§ WORK REQUIRED: Omit every picture and write out the rest of the records exactly.

Collected data entries
>>>

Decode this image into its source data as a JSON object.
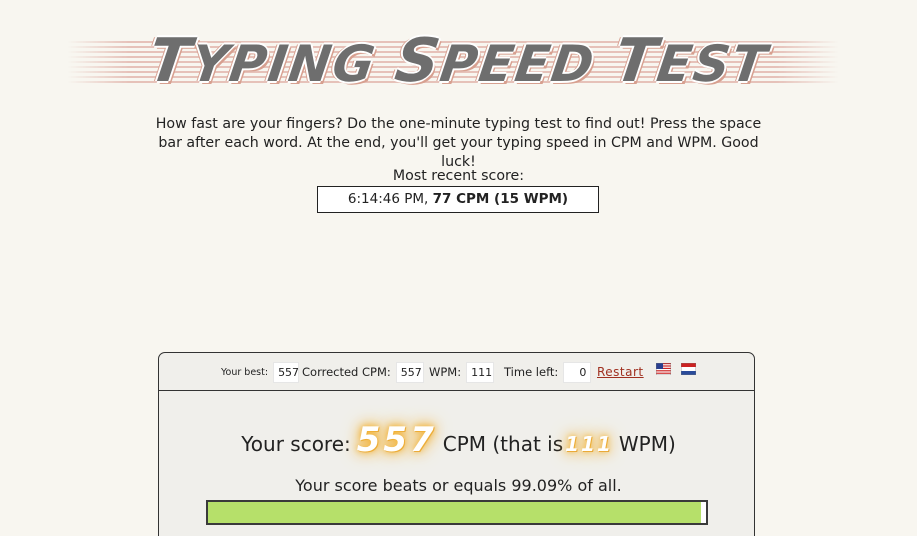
{
  "logo": {
    "text_small_1": "TYPING",
    "text_big_1": "S",
    "text_small_2": "PEED",
    "text_big_2": "T",
    "text_small_3": "EST"
  },
  "intro": {
    "text": "How fast are your fingers? Do the one-minute typing test to find out! Press the space bar after each word. At the end, you'll get your typing speed in CPM and WPM. Good luck!"
  },
  "recent": {
    "label": "Most recent score:",
    "time": "6:14:46 PM,",
    "score": "77 CPM (15 WPM)"
  },
  "stats": {
    "best_label": "Your best:",
    "best_value": "557",
    "corrected_label": "Corrected CPM:",
    "corrected_value": "557",
    "wpm_label": "WPM:",
    "wpm_value": "111",
    "time_label": "Time left:",
    "time_value": "0",
    "restart_label": "Restart"
  },
  "flags": [
    "us-flag-icon",
    "nl-flag-icon"
  ],
  "result": {
    "prefix": "Your score:",
    "cpm": "557",
    "middle": "CPM (that is",
    "wpm": "111",
    "suffix": "WPM)",
    "beats_text": "Your score beats or equals 99.09% of all.",
    "percentile": 99.09
  },
  "colors": {
    "background": "#f8f6f0",
    "panel": "#f0efeb",
    "bar_fill": "#b6e06a",
    "restart_link": "#a03020",
    "glow": "#f3b63a"
  }
}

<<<

§ ANSWER TO THIS PROBLEM:
Decode this image into its source data as a JSON object.
{
  "logo": {
    "text_small_1": "TYPING",
    "text_big_1": "S",
    "text_small_2": "PEED",
    "text_big_2": "T",
    "text_small_3": "EST"
  },
  "intro": {
    "text": "How fast are your fingers? Do the one-minute typing test to find out! Press the space bar after each word. At the end, you'll get your typing speed in CPM and WPM. Good luck!"
  },
  "recent": {
    "label": "Most recent score:",
    "time": "6:14:46 PM,",
    "score": "77 CPM (15 WPM)"
  },
  "stats": {
    "best_label": "Your best:",
    "best_value": "557",
    "corrected_label": "Corrected CPM:",
    "corrected_value": "557",
    "wpm_label": "WPM:",
    "wpm_value": "111",
    "time_label": "Time left:",
    "time_value": "0",
    "restart_label": "Restart"
  },
  "flags": [
    "us-flag-icon",
    "nl-flag-icon"
  ],
  "result": {
    "prefix": "Your score:",
    "cpm": "557",
    "middle": "CPM (that is",
    "wpm": "111",
    "suffix": "WPM)",
    "beats_text": "Your score beats or equals 99.09% of all.",
    "percentile": 99.09
  },
  "colors": {
    "background": "#f8f6f0",
    "panel": "#f0efeb",
    "bar_fill": "#b6e06a",
    "restart_link": "#a03020",
    "glow": "#f3b63a"
  }
}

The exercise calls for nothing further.